The scientific name on this one is Elaeophora schneideri, a mouthful for sure. And that’s also an apt description for what it does to a whitetail deer. The arterial worm resides in a deer’s neck inside the carotid artery. The 3- to 5-inch-long worms eventually cut down blood flow to the deer’s facial muscles, leaving it unable to chew and process food. That food forms a compaction in the side of the deer’s mouth, resulting in a large bulge on the jaw and leading to another common name for the parasite, lump or lumpy jaw. Infected deer may eventually become so impacted that they can no longer eat, leading to starvation.
Elk are even more susceptible to this parasite than whitetails, often experiencing blindness or decomposition of their muzzle area once infected. Mule deer and blacktails, while they can carry the parasite, seem to be immune to its effect.
Also known as brain worm, these live in the meninges of the deer, which is the layer of tissue that surrounds the brain. They get there when the deer consumes a small snail or slug infected with the nematode. It then passes from the stomach to the spinal cord, and eventually makes it to the deer’s brain.
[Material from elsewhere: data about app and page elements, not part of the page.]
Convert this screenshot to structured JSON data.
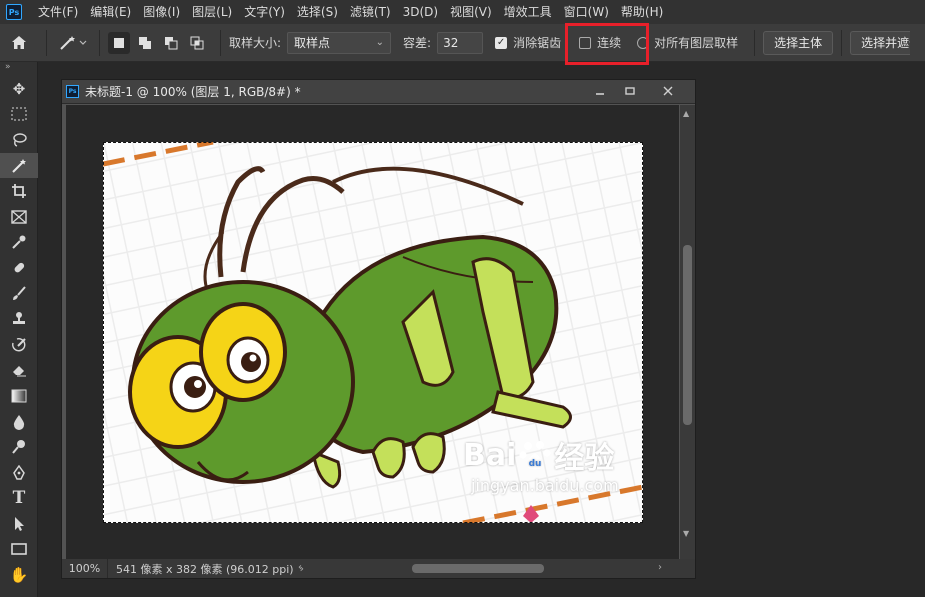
{
  "menubar": {
    "logo": "Ps",
    "items": [
      "文件(F)",
      "编辑(E)",
      "图像(I)",
      "图层(L)",
      "文字(Y)",
      "选择(S)",
      "滤镜(T)",
      "3D(D)",
      "视图(V)",
      "增效工具",
      "窗口(W)",
      "帮助(H)"
    ]
  },
  "options": {
    "sample_size_label": "取样大小:",
    "sample_size_value": "取样点",
    "tolerance_label": "容差:",
    "tolerance_value": "32",
    "anti_alias_label": "消除锯齿",
    "anti_alias_checked": true,
    "contiguous_label": "连续",
    "contiguous_checked": false,
    "sample_all_layers_label": "对所有图层取样",
    "select_subject_label": "选择主体",
    "select_and_mask_label": "选择并遮住..."
  },
  "document": {
    "icon": "Ps",
    "title": "未标题-1 @ 100% (图层 1, RGB/8#) *",
    "zoom": "100%",
    "info": "541 像素 x 382 像素 (96.012 ppi)"
  },
  "watermark": {
    "brand": "Bai",
    "brand2": "du",
    "brand3": "经验",
    "url": "jingyan.baidu.com"
  },
  "colors": {
    "highlight": "#e8202a",
    "grasshopper_body": "#5e9a2c",
    "grasshopper_leg": "#c4e05a",
    "eye_yellow": "#f5d417"
  }
}
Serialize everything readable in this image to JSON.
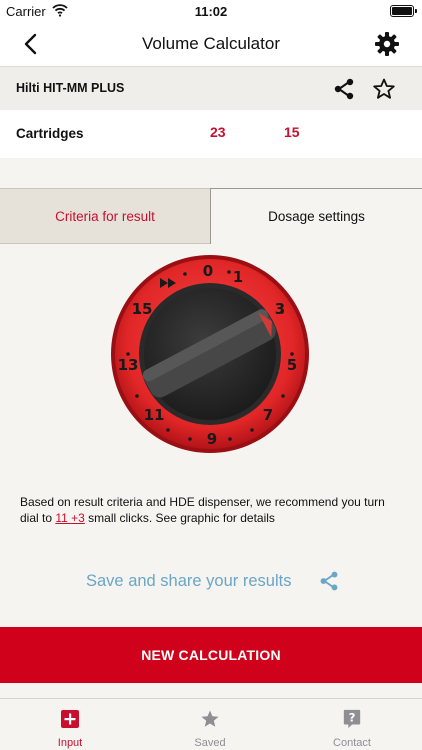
{
  "status_bar": {
    "carrier": "Carrier",
    "time": "11:02"
  },
  "nav": {
    "title": "Volume Calculator"
  },
  "product": {
    "name": "Hilti HIT-MM PLUS"
  },
  "cartridges": {
    "label": "Cartridges",
    "value_1": "23",
    "value_2": "15"
  },
  "tabs": [
    {
      "label": "Criteria for result",
      "active": false
    },
    {
      "label": "Dosage settings",
      "active": true
    }
  ],
  "dial": {
    "numbers": [
      "0",
      "1",
      "3",
      "5",
      "7",
      "9",
      "11",
      "13",
      "15"
    ],
    "fast_forward_symbol": "▶▶",
    "colors": {
      "ring": "#e02626",
      "ring_dark": "#9a0f14",
      "knob": "#2f2f2f",
      "marker": "#d23a3a"
    }
  },
  "recommendation": {
    "text_before": "Based on result criteria and HDE dispenser, we recommend you turn dial to ",
    "link_text": "11 +3",
    "text_after": " small clicks. See graphic for details"
  },
  "save_share": {
    "label": "Save and share your results"
  },
  "new_calculation": {
    "label": "NEW CALCULATION"
  },
  "tab_bar": {
    "items": [
      {
        "label": "Input",
        "icon": "plus-square-icon",
        "active": true
      },
      {
        "label": "Saved",
        "icon": "star-icon",
        "active": false
      },
      {
        "label": "Contact",
        "icon": "question-bubble-icon",
        "active": false
      }
    ]
  },
  "colors": {
    "brand_red": "#c8102e",
    "link_blue": "#6aa6c6",
    "button_red": "#d0021b"
  }
}
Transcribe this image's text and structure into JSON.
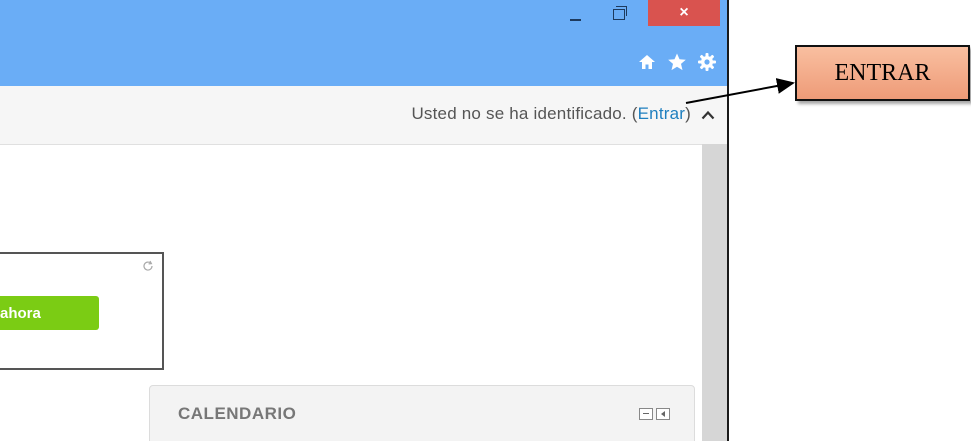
{
  "window": {
    "controls": {
      "minimize_icon": "minimize-icon",
      "maximize_icon": "restore-icon",
      "close_label": "×"
    },
    "toolbar_icons": [
      "home-icon",
      "star-icon",
      "gear-icon"
    ]
  },
  "navbar": {
    "login_prefix": "Usted no se ha identificado. (",
    "login_link": "Entrar",
    "login_suffix": ")"
  },
  "content": {
    "button_label": "ahora"
  },
  "calendar": {
    "title": "CALENDARIO"
  },
  "annotation": {
    "callout_label": "ENTRAR"
  },
  "colors": {
    "titlebar": "#6aadf6",
    "close": "#d9534f",
    "link": "#1f7fbf",
    "button": "#7bcc14",
    "callout": "#f3a989"
  }
}
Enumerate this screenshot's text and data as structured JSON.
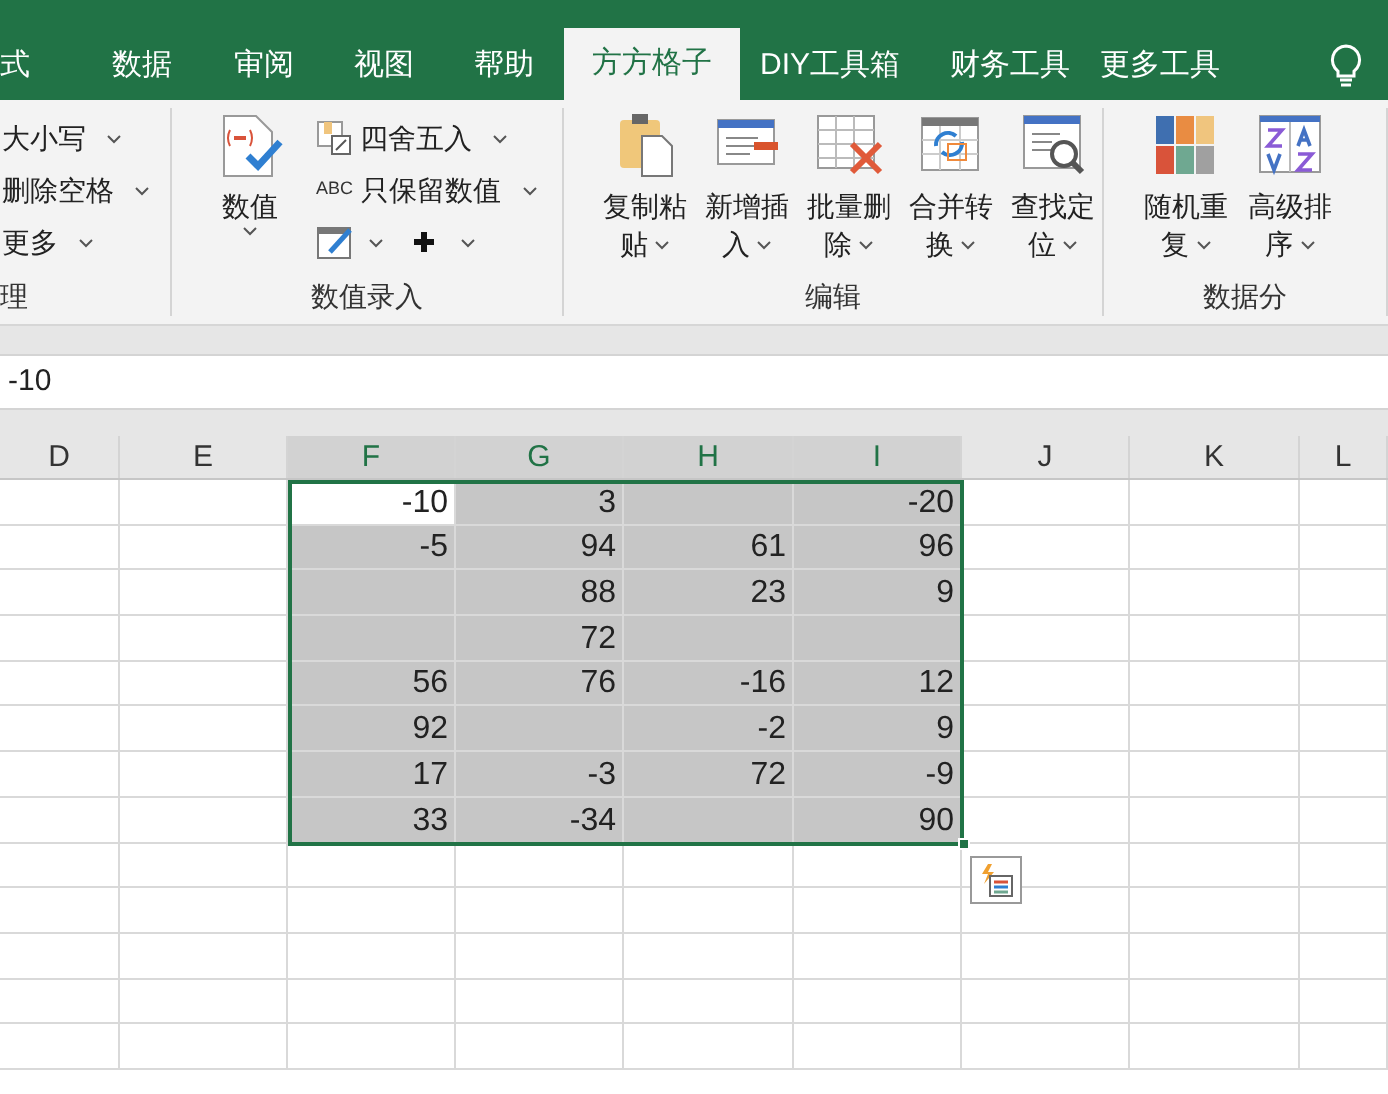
{
  "tabs": [
    {
      "label": "式",
      "selected": false
    },
    {
      "label": "数据",
      "selected": false
    },
    {
      "label": "审阅",
      "selected": false
    },
    {
      "label": "视图",
      "selected": false
    },
    {
      "label": "帮助",
      "selected": false
    },
    {
      "label": "方方格子",
      "selected": true
    },
    {
      "label": "DIY工具箱",
      "selected": false
    },
    {
      "label": "财务工具",
      "selected": false
    },
    {
      "label": "更多工具",
      "selected": false
    }
  ],
  "ribbon": {
    "groups": [
      {
        "label": "理",
        "kind": "small",
        "items": [
          {
            "label": "大小写"
          },
          {
            "label": "删除空格"
          },
          {
            "label": "更多"
          }
        ]
      },
      {
        "label": "数值录入",
        "kind": "mixed",
        "big": {
          "line1": "数值"
        },
        "items": [
          {
            "label": "四舍五入"
          },
          {
            "prefix": "ABC",
            "label": "只保留数值"
          }
        ]
      },
      {
        "label": "编辑",
        "kind": "big",
        "items": [
          {
            "line1": "复制粘",
            "line2": "贴"
          },
          {
            "line1": "新增插",
            "line2": "入"
          },
          {
            "line1": "批量删",
            "line2": "除"
          },
          {
            "line1": "合并转",
            "line2": "换"
          },
          {
            "line1": "查找定",
            "line2": "位"
          }
        ]
      },
      {
        "label": "数据分",
        "kind": "big",
        "items": [
          {
            "line1": "随机重",
            "line2": "复"
          },
          {
            "line1": "高级排",
            "line2": "序"
          }
        ]
      }
    ]
  },
  "formula_bar": {
    "value": "-10"
  },
  "columns": [
    "D",
    "E",
    "F",
    "G",
    "H",
    "I",
    "J",
    "K",
    "L"
  ],
  "rows": [
    {
      "selected": true,
      "active": true,
      "cells": {
        "F": "-10",
        "G": "3",
        "I": "-20"
      }
    },
    {
      "selected": true,
      "cells": {
        "F": "-5",
        "G": "94",
        "H": "61",
        "I": "96"
      }
    },
    {
      "selected": true,
      "cells": {
        "G": "88",
        "H": "23",
        "I": "9"
      }
    },
    {
      "selected": true,
      "cells": {
        "G": "72"
      }
    },
    {
      "selected": true,
      "cells": {
        "F": "56",
        "G": "76",
        "H": "-16",
        "I": "12"
      }
    },
    {
      "selected": true,
      "cells": {
        "F": "92",
        "H": "-2",
        "I": "9"
      }
    },
    {
      "selected": true,
      "cells": {
        "F": "17",
        "G": "-3",
        "H": "72",
        "I": "-9"
      }
    },
    {
      "selected": true,
      "cells": {
        "F": "33",
        "G": "-34",
        "I": "90"
      }
    }
  ]
}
While whitetail deer seem to be mostly immune to the effects of brain worm, that doesn’t mean hunters shouldn’t be concerned over this parasite. When infected deer are transported to areas where the parasite doesn’t exist, they can transfer it to elk, moose, other cervids, and even some domestic livestock, all of which seem to lack the whitetail’s immunity and can suffer neurological disease and death as a result. Kentucky Department of Fish and Wildlife Biologists Joe Lacefield reports that brain worm was one of the Department’s chief concerns when stocking western elk into the state in the late 1990s.
If you’re a fan of deer liver and onions, watch for this one. The fluke looks like a leech and generally ranges from 1 to 3 inches in length. Liver flukes are the same color as the deer’s liver, making them difficult to spot.
In extreme cases, liver fluke infestations can be fatal. A necropsy on a deceased Louisiana doe in 2015 revealed a whopping 53 liver flukes and attributed the resulting liver damage with the deer’s death.
When you prepare your liver for a recipe, watch for any open capsules inside the liver itself as you slice. The flukes live inside these open capsules, feeding on the deer’s blood as it passes through the liver.
Should any of this cause concern? Not really. Except for ticks, very few of these parasites cause any trouble at all for hunters. Most of the wild, and several of the domestic, animals we are familiar with carry similar parasite loads. Venison is still one of the healthiest proteins we can feed our families and we eat it multiple times a week around here.